- _Prompt_
Nothing is to be altered; the data must be repeated exactly.

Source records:
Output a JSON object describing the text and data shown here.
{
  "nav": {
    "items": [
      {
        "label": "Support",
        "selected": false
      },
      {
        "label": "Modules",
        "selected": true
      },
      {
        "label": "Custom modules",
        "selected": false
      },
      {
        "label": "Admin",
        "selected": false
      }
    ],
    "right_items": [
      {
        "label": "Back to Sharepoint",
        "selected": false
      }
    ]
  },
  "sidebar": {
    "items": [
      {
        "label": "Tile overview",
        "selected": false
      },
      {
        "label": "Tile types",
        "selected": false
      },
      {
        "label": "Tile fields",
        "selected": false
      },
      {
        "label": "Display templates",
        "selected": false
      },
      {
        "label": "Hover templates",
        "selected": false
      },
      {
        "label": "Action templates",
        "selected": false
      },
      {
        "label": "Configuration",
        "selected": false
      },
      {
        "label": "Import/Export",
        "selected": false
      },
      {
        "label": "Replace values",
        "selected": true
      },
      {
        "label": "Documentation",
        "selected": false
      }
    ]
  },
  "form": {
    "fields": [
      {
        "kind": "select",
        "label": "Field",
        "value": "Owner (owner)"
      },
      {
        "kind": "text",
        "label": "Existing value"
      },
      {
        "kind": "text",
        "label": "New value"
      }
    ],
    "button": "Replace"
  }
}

- _Exercise result_
Output a JSON object describing the text and data shown here.
{
  "nav": {
    "items": [
      {
        "label": "Support",
        "selected": false
      },
      {
        "label": "Modules",
        "selected": true
      },
      {
        "label": "Custom modules",
        "selected": false
      },
      {
        "label": "Admin",
        "selected": false
      }
    ],
    "right_items": [
      {
        "label": "Back to Sharepoint",
        "selected": false
      }
    ]
  },
  "sidebar": {
    "items": [
      {
        "label": "Tile overview",
        "selected": false
      },
      {
        "label": "Tile types",
        "selected": false
      },
      {
        "label": "Tile fields",
        "selected": false
      },
      {
        "label": "Display templates",
        "selected": false
      },
      {
        "label": "Hover templates",
        "selected": false
      },
      {
        "label": "Action templates",
        "selected": false
      },
      {
        "label": "Configuration",
        "selected": false
      },
      {
        "label": "Import/Export",
        "selected": false
      },
      {
        "label": "Replace values",
        "selected": true
      },
      {
        "label": "Documentation",
        "selected": false
      }
    ]
  },
  "form": {
    "fields": [
      {
        "kind": "select",
        "label": "Field",
        "value": "Owner (owner)"
      },
      {
        "kind": "text",
        "label": "Existing value"
      },
      {
        "kind": "text",
        "label": "New value"
      }
    ],
    "button": "Replace"
  }
}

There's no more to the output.